Third and final pass. I actually tried for a decent reaction time. On a .400

tree that .488 isn't TOO bad for a guys second full run. I also decided

to tune the engine a little, leaning it down two pill sizes. Result? 8.46 at 158.49 mph.

These passes were made at the Palmdale high altitude track. Over 4500 feet this day.

Wish there was someone with another fast Pontiac to race......ho-hum....

Up + Date! 5/31/03

Took the rail out for our first competition. Quite a learning experience. I

forget to turn on the air bottle which shifts the tranny. So the first run, which was to be

a moderate run anyway, really was moderate. 11.00 at 130 mph!

I've taken off the alcohol injection I built and installed one of Barry Grants

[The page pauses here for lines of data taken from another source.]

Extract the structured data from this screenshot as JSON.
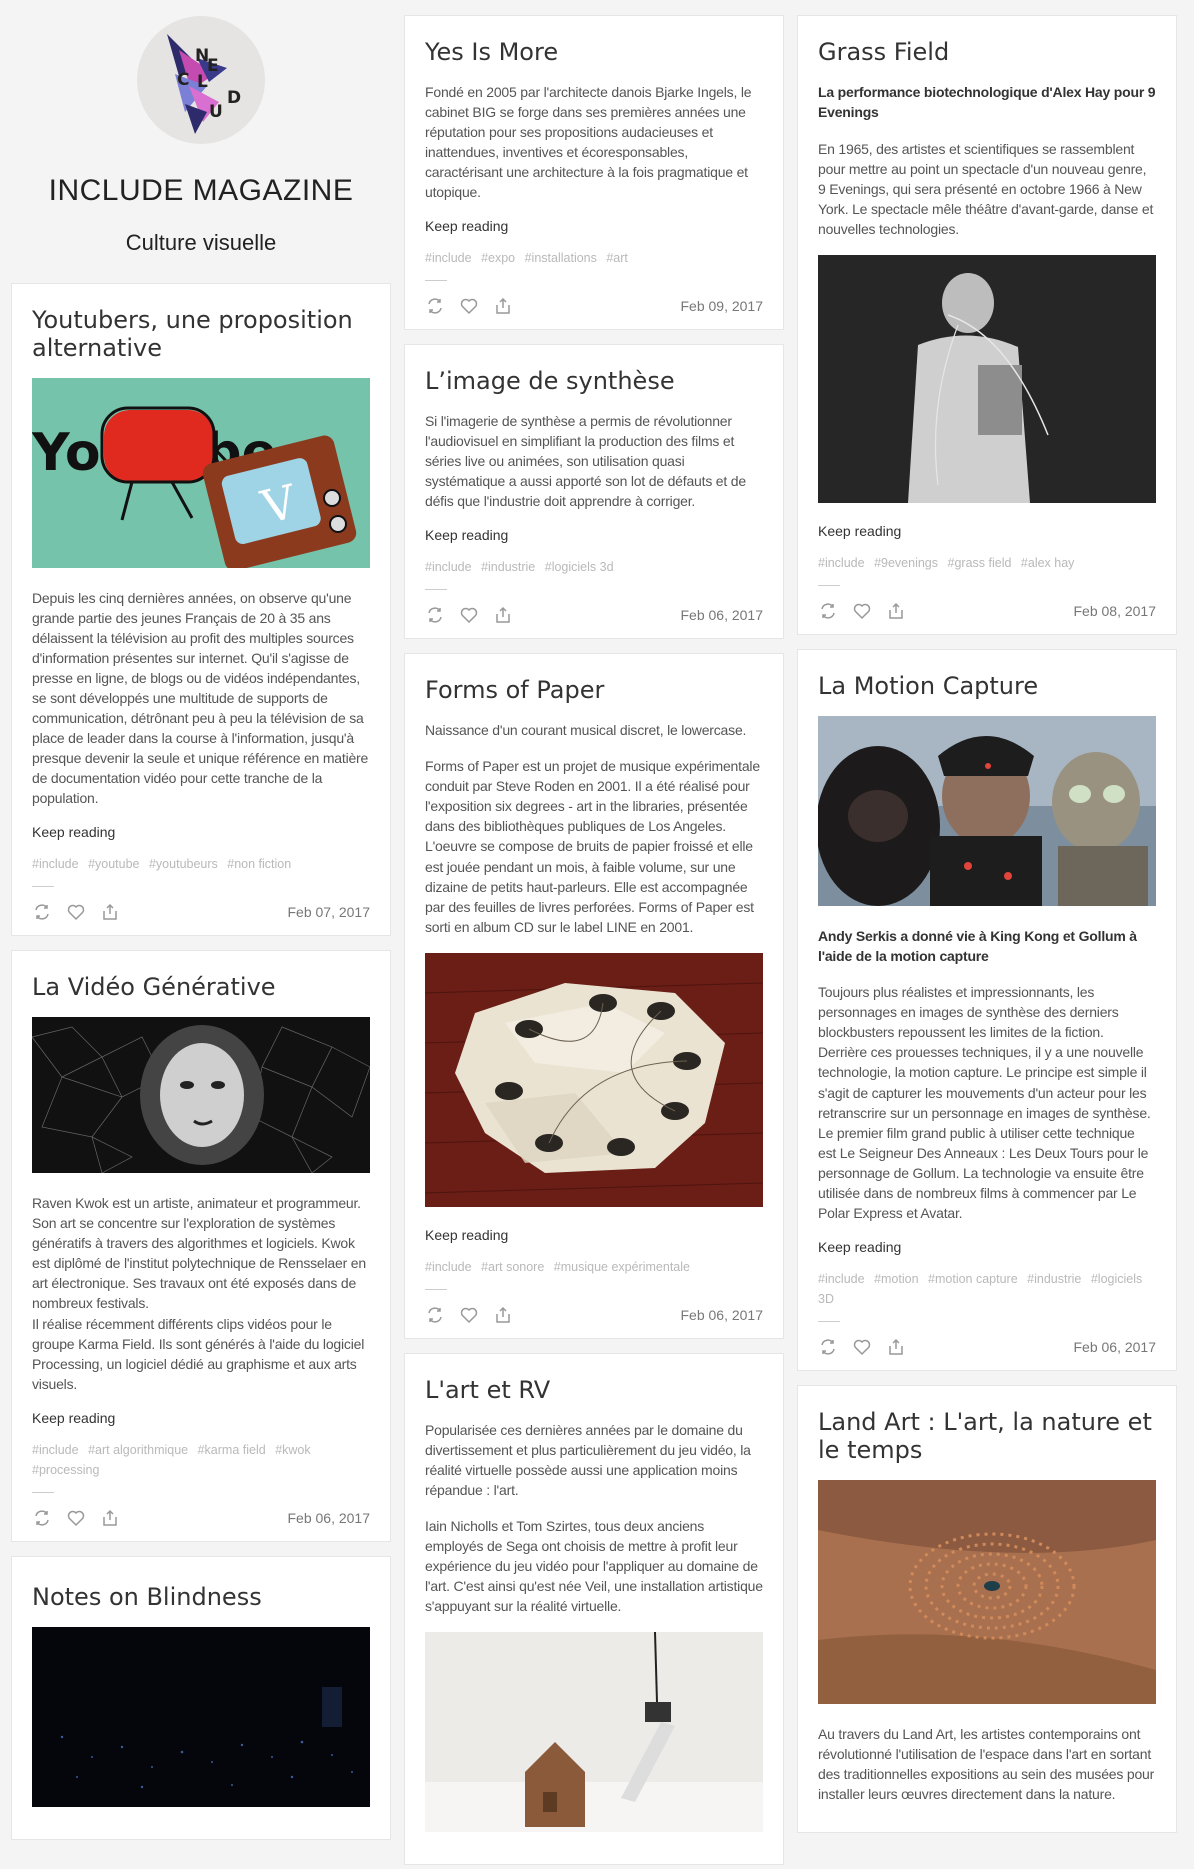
{
  "site": {
    "title": "INCLUDE MAGAZINE",
    "tagline": "Culture visuelle",
    "logo_letters": [
      "N",
      "C",
      "L",
      "U",
      "D",
      "E"
    ]
  },
  "ui": {
    "keep_reading": "Keep reading"
  },
  "icons": {
    "reblog": "repeat-icon",
    "like": "heart-icon",
    "share": "share-icon"
  },
  "colors": {
    "tag": "#b9b9b9",
    "card_bg": "#ffffff",
    "page_bg": "#f4f4f4"
  },
  "posts": {
    "youtubers": {
      "title": "Youtubers, une proposition alternative",
      "text": "Depuis les cinq dernières années, on observe qu'une grande partie des jeunes Français de 20 à 35 ans délaissent la télévision au profit des multiples sources d'information présentes sur internet. Qu'il s'agisse de presse en ligne, de blogs ou de vidéos indépendantes, se sont développés une multitude de supports de communication, détrônant peu à peu la télévision de sa place de leader dans la course à l'information, jusqu'à presque devenir la seule et unique référence en matière de documentation vidéo pour cette tranche de la population.",
      "image_text": "YouTube",
      "tags": [
        "#include",
        "#youtube",
        "#youtubeurs",
        "#non fiction"
      ],
      "date": "Feb 07, 2017"
    },
    "generative": {
      "title": "La Vidéo Générative",
      "text": "Raven Kwok est un artiste, animateur et programmeur. Son art se concentre sur l'exploration de systèmes génératifs à travers des algorithmes et logiciels. Kwok est diplômé de l'institut polytechnique de Rensselaer en art électronique. Ses travaux ont été exposés dans de nombreux festivals.",
      "text2": "Il réalise récemment différents clips vidéos pour le groupe Karma Field. Ils sont générés à l'aide du logiciel Processing, un logiciel dédié au graphisme et aux arts visuels.",
      "tags": [
        "#include",
        "#art algorithmique",
        "#karma field",
        "#kwok",
        "#processing"
      ],
      "date": "Feb 06, 2017"
    },
    "blindness": {
      "title": "Notes on Blindness"
    },
    "yes": {
      "title": "Yes Is More",
      "text": "Fondé en 2005 par l'architecte danois Bjarke Ingels, le cabinet BIG se forge dans ses premières années une réputation pour ses propositions audacieuses et inattendues, inventives et écoresponsables, caractérisant une architecture à la fois pragmatique et utopique.",
      "tags": [
        "#include",
        "#expo",
        "#installations",
        "#art"
      ],
      "date": "Feb 09, 2017"
    },
    "synthese": {
      "title": "L’image de synthèse",
      "text": "Si l'imagerie de synthèse a permis de révolutionner l'audiovisuel en simplifiant la production des films et séries live ou animées, son utilisation quasi systématique a aussi apporté son lot de défauts et de défis que l'industrie doit apprendre à corriger.",
      "tags": [
        "#include",
        "#industrie",
        "#logiciels 3d"
      ],
      "date": "Feb 06, 2017"
    },
    "paper": {
      "title": "Forms of Paper",
      "intro": "Naissance d'un courant musical discret, le lowercase.",
      "text": "Forms of Paper est un projet de musique expérimentale conduit par Steve Roden en 2001. Il a été réalisé pour l'exposition six degrees - art in the libraries, présentée dans des bibliothèques publiques de Los Angeles. L'oeuvre se compose de bruits de papier froissé et elle est jouée pendant un mois, à faible volume, sur une dizaine de petits haut-parleurs. Elle est accompagnée par des feuilles de livres perforées. Forms of Paper est sorti en album CD sur le label LINE en 2001.",
      "tags": [
        "#include",
        "#art sonore",
        "#musique expérimentale"
      ],
      "date": "Feb 06, 2017"
    },
    "rv": {
      "title": "L'art et RV",
      "text": "Popularisée ces dernières années par le domaine du divertissement et plus particulièrement du jeu vidéo, la réalité virtuelle possède aussi une application moins répandue : l'art.",
      "text2": "Iain Nicholls et Tom Szirtes, tous deux anciens employés de Sega ont choisis de mettre à profit leur expérience du jeu vidéo pour l'appliquer au domaine de l'art. C'est ainsi qu'est née Veil, une installation artistique s'appuyant sur la réalité virtuelle."
    },
    "grass": {
      "title": "Grass Field",
      "subtitle": "La performance biotechnologique d'Alex Hay pour 9 Evenings",
      "text": "En 1965, des artistes et scientifiques se rassemblent pour mettre au point un spectacle d'un nouveau genre, 9 Evenings, qui sera présenté en octobre 1966 à New York. Le spectacle mêle théâtre d'avant-garde, danse et nouvelles technologies.",
      "tags": [
        "#include",
        "#9evenings",
        "#grass field",
        "#alex hay"
      ],
      "date": "Feb 08, 2017"
    },
    "motion": {
      "title": "La Motion Capture",
      "subtitle": "Andy Serkis a donné vie à King Kong et Gollum à l'aide de la motion capture",
      "text": "Toujours plus réalistes et impressionnants, les personnages en images de synthèse des derniers blockbusters repoussent les limites de la fiction. Derrière ces prouesses techniques, il y a une nouvelle technologie, la motion capture. Le principe est simple il s'agit de capturer les mouvements d'un acteur pour les retranscrire sur un personnage en images de synthèse. Le premier film grand public à utiliser cette technique est Le Seigneur Des Anneaux : Les Deux Tours pour le personnage de Gollum. La technologie va ensuite être utilisée dans de nombreux films à commencer par Le Polar Express et Avatar.",
      "tags": [
        "#include",
        "#motion",
        "#motion capture",
        "#industrie",
        "#logiciels 3D"
      ],
      "date": "Feb 06, 2017"
    },
    "landart": {
      "title": "Land Art : L'art, la nature et le temps",
      "text": "Au travers du Land Art, les artistes contemporains ont révolutionné l'utilisation de l'espace dans l'art en sortant des traditionnelles expositions au sein des musées pour installer leurs œuvres directement dans la nature."
    }
  }
}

King Demon RS models with the 995 sleeves. Not having time to dyno I

jetted the carb on the fat side. Ol' Mr Conservative. Boy was it EVER fat.

EGT readings were barely over 1000 degree's in the 5700 foot altitude.

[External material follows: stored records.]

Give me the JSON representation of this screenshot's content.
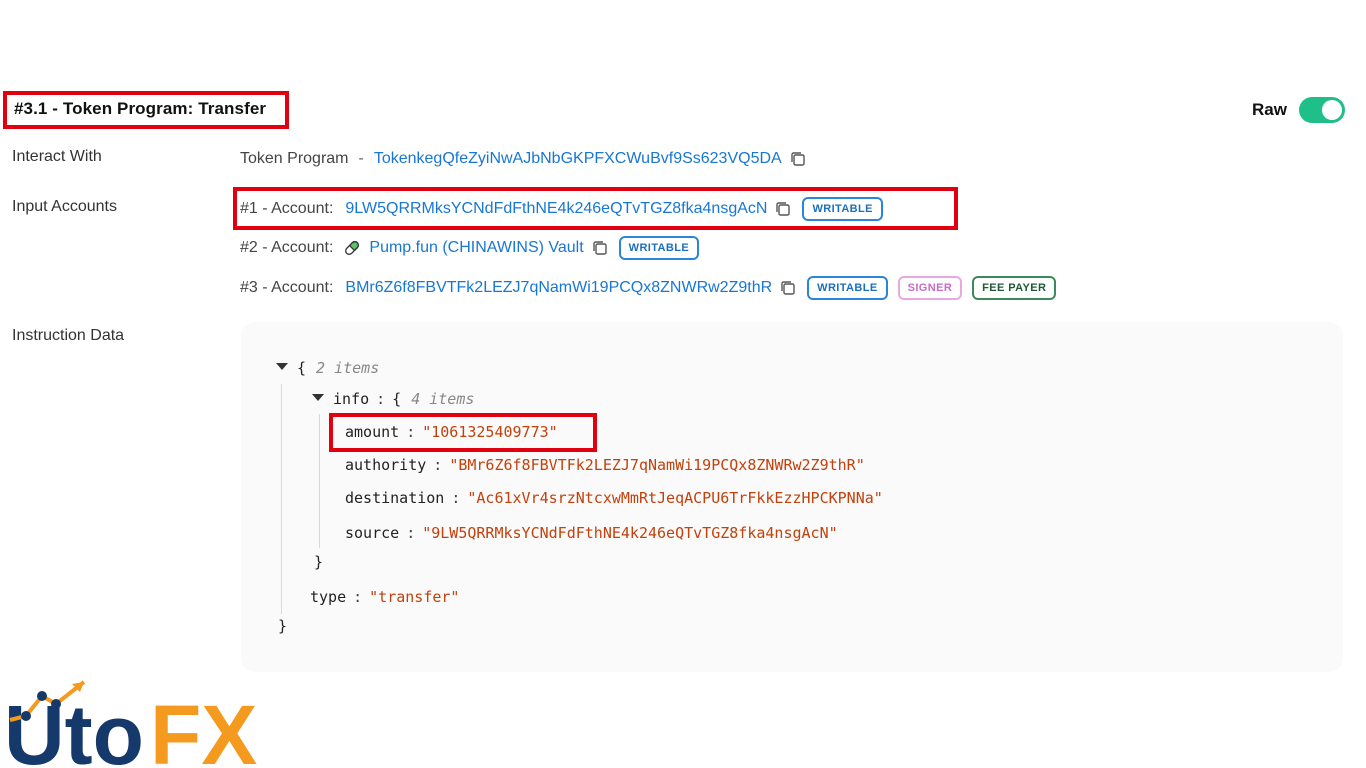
{
  "section": {
    "title": "#3.1 - Token Program: Transfer"
  },
  "raw": {
    "label": "Raw",
    "enabled": true
  },
  "rows": {
    "interact_label": "Interact With",
    "interact_program": "Token Program",
    "interact_sep": "-",
    "interact_address": "TokenkegQfeZyiNwAJbNbGKPFXCWuBvf9Ss623VQ5DA",
    "input_label": "Input Accounts",
    "data_label": "Instruction Data"
  },
  "accounts": [
    {
      "label": "#1 - Account:",
      "address": "9LW5QRRMksYCNdFdFthNE4k246eQTvTGZ8fka4nsgAcN",
      "badges": [
        "WRITABLE"
      ]
    },
    {
      "label": "#2 - Account:",
      "address": "Pump.fun (CHINAWINS) Vault",
      "badges": [
        "WRITABLE"
      ]
    },
    {
      "label": "#3 - Account:",
      "address": "BMr6Z6f8FBVTFk2LEZJ7qNamWi19PCQx8ZNWRw2Z9thR",
      "badges": [
        "WRITABLE",
        "SIGNER",
        "FEE PAYER"
      ]
    }
  ],
  "json": {
    "root_open": "{",
    "root_meta": "2 items",
    "info_key": "info",
    "info_open": "{",
    "info_meta": "4 items",
    "fields": [
      {
        "key": "amount",
        "value": "\"1061325409773\""
      },
      {
        "key": "authority",
        "value": "\"BMr6Z6f8FBVTFk2LEZJ7qNamWi19PCQx8ZNWRw2Z9thR\""
      },
      {
        "key": "destination",
        "value": "\"Ac61xVr4srzNtcxwMmRtJeqACPU6TrFkkEzzHPCKPNNa\""
      },
      {
        "key": "source",
        "value": "\"9LW5QRRMksYCNdFdFthNE4k246eQTvTGZ8fka4nsgAcN\""
      }
    ],
    "info_close": "}",
    "type_key": "type",
    "type_value": "\"transfer\"",
    "root_close": "}",
    "colon": ":"
  },
  "logo": {
    "text_left": "Uto",
    "text_right": "FX",
    "colors": {
      "blue": "#16396b",
      "orange": "#f39a1f"
    }
  },
  "colors": {
    "link": "#1877d2",
    "toggle": "#1fbf8a",
    "highlight": "#e0000f",
    "string": "#c2410c"
  }
}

On a well tuned run typically EGT's are in the 1300+ range. sometimes as high

as 1500 degrees depending on the combination. I thought about running the

nitrous, but not getting a decent first run made us opt for a non-nitrous day

and just try to "bracket" ho-hum "race." (I really like heads-up racing)

Second time trial netted us a too rich 8.95 at 150 mph.

First race? A borrowed battery died and the car wouldn't start.

Uug. Bought back into the "second chance" and after charging the battery

we hoped the baby would sail. Then, I thought, hell turn on the nitrous.

Put a 7.99 on the dial, and guess what?

We tested the nitrous switch which is on the carb. It engages at WOT.

Andy had installed a heavy throttle return spring. I mean h-e-a-v-y.

"How heavy was it?"

I was making passes without the throttle wide open. (All day.) The nitrous never came on

and the car went 8.90 at 150 mph again. And I got properly whomped.

Soooo, I learned a few things. I got a little quicker and slicker at

getting suited up and fired up. With a new car and a new combination

we did ok. We've been invited to run with the west coasts Super E group in

Las Vegas June 14th. Anything goes as long as you can run 7.90.

Sounds like my kind of fun. I think we're going. Stay tuned for more results.

BTW: At the Pontiac race today, we were the fastest Pontiac at the track. Again.